What is being asked: Give the data again exactly as it is written.

Exercise input:
___
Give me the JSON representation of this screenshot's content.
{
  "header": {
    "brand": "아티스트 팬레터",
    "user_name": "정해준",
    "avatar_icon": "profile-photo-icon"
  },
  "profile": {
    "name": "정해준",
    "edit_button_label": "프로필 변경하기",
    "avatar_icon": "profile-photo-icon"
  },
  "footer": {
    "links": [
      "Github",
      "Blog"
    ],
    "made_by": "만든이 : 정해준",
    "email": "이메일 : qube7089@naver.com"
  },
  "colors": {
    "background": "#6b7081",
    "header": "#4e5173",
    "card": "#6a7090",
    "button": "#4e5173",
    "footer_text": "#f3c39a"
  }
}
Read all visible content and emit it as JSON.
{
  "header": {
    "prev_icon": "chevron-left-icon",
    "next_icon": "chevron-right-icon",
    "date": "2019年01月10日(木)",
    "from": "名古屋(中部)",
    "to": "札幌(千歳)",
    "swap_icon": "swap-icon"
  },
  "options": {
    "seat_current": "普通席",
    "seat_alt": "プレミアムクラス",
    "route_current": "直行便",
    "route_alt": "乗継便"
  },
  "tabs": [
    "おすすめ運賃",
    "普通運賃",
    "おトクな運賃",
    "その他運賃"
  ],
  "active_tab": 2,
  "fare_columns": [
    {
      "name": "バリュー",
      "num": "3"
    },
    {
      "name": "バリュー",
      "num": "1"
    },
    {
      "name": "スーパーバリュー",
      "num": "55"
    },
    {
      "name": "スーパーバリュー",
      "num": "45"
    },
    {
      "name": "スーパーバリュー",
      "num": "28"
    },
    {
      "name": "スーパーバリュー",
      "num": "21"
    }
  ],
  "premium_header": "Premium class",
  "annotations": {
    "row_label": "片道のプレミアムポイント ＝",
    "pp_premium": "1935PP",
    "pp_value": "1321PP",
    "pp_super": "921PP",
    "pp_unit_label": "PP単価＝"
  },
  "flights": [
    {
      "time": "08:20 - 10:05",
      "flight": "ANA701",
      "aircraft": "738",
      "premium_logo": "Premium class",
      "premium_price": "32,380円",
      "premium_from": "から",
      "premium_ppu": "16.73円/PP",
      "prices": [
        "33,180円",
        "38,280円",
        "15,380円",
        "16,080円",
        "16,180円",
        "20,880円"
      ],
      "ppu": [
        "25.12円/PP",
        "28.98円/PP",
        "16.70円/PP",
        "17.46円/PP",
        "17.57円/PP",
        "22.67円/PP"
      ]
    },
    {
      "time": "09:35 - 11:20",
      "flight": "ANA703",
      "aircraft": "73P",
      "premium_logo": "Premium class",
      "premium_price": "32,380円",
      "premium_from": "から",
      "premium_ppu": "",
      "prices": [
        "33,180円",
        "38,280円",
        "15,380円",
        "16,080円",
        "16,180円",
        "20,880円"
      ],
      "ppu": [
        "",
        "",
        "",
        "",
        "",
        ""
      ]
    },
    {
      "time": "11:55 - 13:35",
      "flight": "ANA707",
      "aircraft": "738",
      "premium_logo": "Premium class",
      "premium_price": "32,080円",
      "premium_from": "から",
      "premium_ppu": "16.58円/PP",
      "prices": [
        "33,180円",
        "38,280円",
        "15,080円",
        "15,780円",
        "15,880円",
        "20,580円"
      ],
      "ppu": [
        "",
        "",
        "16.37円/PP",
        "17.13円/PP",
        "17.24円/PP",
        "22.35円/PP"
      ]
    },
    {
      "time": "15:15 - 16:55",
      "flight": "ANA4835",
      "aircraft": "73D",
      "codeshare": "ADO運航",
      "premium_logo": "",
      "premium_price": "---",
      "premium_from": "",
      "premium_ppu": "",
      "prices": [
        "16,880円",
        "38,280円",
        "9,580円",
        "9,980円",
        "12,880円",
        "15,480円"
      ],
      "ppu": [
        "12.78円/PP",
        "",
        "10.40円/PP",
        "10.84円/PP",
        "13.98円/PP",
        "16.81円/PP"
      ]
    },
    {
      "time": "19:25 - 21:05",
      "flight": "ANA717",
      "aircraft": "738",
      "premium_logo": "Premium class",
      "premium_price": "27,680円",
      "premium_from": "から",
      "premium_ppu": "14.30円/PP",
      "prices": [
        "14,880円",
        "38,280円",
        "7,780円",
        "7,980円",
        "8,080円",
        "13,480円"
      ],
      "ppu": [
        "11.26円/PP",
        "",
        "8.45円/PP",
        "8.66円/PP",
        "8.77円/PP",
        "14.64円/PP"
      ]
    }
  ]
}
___
The completed task:
Give me the JSON representation of this screenshot's content.
{
  "header": {
    "brand": "아티스트 팬레터",
    "user_name": "정해준",
    "avatar_icon": "profile-photo-icon"
  },
  "profile": {
    "name": "정해준",
    "edit_button_label": "프로필 변경하기",
    "avatar_icon": "profile-photo-icon"
  },
  "footer": {
    "links": [
      "Github",
      "Blog"
    ],
    "made_by": "만든이 : 정해준",
    "email": "이메일 : qube7089@naver.com"
  },
  "colors": {
    "background": "#6b7081",
    "header": "#4e5173",
    "card": "#6a7090",
    "button": "#4e5173",
    "footer_text": "#f3c39a"
  }
}
Read all visible content and emit it as JSON.
{
  "header": {
    "prev_icon": "chevron-left-icon",
    "next_icon": "chevron-right-icon",
    "date": "2019年01月10日(木)",
    "from": "名古屋(中部)",
    "to": "札幌(千歳)",
    "swap_icon": "swap-icon"
  },
  "options": {
    "seat_current": "普通席",
    "seat_alt": "プレミアムクラス",
    "route_current": "直行便",
    "route_alt": "乗継便"
  },
  "tabs": [
    "おすすめ運賃",
    "普通運賃",
    "おトクな運賃",
    "その他運賃"
  ],
  "active_tab": 2,
  "fare_columns": [
    {
      "name": "バリュー",
      "num": "3"
    },
    {
      "name": "バリュー",
      "num": "1"
    },
    {
      "name": "スーパーバリュー",
      "num": "55"
    },
    {
      "name": "スーパーバリュー",
      "num": "45"
    },
    {
      "name": "スーパーバリュー",
      "num": "28"
    },
    {
      "name": "スーパーバリュー",
      "num": "21"
    }
  ],
  "premium_header": "Premium class",
  "annotations": {
    "row_label": "片道のプレミアムポイント ＝",
    "pp_premium": "1935PP",
    "pp_value": "1321PP",
    "pp_super": "921PP",
    "pp_unit_label": "PP単価＝"
  },
  "flights": [
    {
      "time": "08:20 - 10:05",
      "flight": "ANA701",
      "aircraft": "738",
      "premium_logo": "Premium class",
      "premium_price": "32,380円",
      "premium_from": "から",
      "premium_ppu": "16.73円/PP",
      "prices": [
        "33,180円",
        "38,280円",
        "15,380円",
        "16,080円",
        "16,180円",
        "20,880円"
      ],
      "ppu": [
        "25.12円/PP",
        "28.98円/PP",
        "16.70円/PP",
        "17.46円/PP",
        "17.57円/PP",
        "22.67円/PP"
      ]
    },
    {
      "time": "09:35 - 11:20",
      "flight": "ANA703",
      "aircraft": "73P",
      "premium_logo": "Premium class",
      "premium_price": "32,380円",
      "premium_from": "から",
      "premium_ppu": "",
      "prices": [
        "33,180円",
        "38,280円",
        "15,380円",
        "16,080円",
        "16,180円",
        "20,880円"
      ],
      "ppu": [
        "",
        "",
        "",
        "",
        "",
        ""
      ]
    },
    {
      "time": "11:55 - 13:35",
      "flight": "ANA707",
      "aircraft": "738",
      "premium_logo": "Premium class",
      "premium_price": "32,080円",
      "premium_from": "から",
      "premium_ppu": "16.58円/PP",
      "prices": [
        "33,180円",
        "38,280円",
        "15,080円",
        "15,780円",
        "15,880円",
        "20,580円"
      ],
      "ppu": [
        "",
        "",
        "16.37円/PP",
        "17.13円/PP",
        "17.24円/PP",
        "22.35円/PP"
      ]
    },
    {
      "time": "15:15 - 16:55",
      "flight": "ANA4835",
      "aircraft": "73D",
      "codeshare": "ADO運航",
      "premium_logo": "",
      "premium_price": "---",
      "premium_from": "",
      "premium_ppu": "",
      "prices": [
        "16,880円",
        "38,280円",
        "9,580円",
        "9,980円",
        "12,880円",
        "15,480円"
      ],
      "ppu": [
        "12.78円/PP",
        "",
        "10.40円/PP",
        "10.84円/PP",
        "13.98円/PP",
        "16.81円/PP"
      ]
    },
    {
      "time": "19:25 - 21:05",
      "flight": "ANA717",
      "aircraft": "738",
      "premium_logo": "Premium class",
      "premium_price": "27,680円",
      "premium_from": "から",
      "premium_ppu": "14.30円/PP",
      "prices": [
        "14,880円",
        "38,280円",
        "7,780円",
        "7,980円",
        "8,080円",
        "13,480円"
      ],
      "ppu": [
        "11.26円/PP",
        "",
        "8.45円/PP",
        "8.66円/PP",
        "8.77円/PP",
        "14.64円/PP"
      ]
    }
  ]
}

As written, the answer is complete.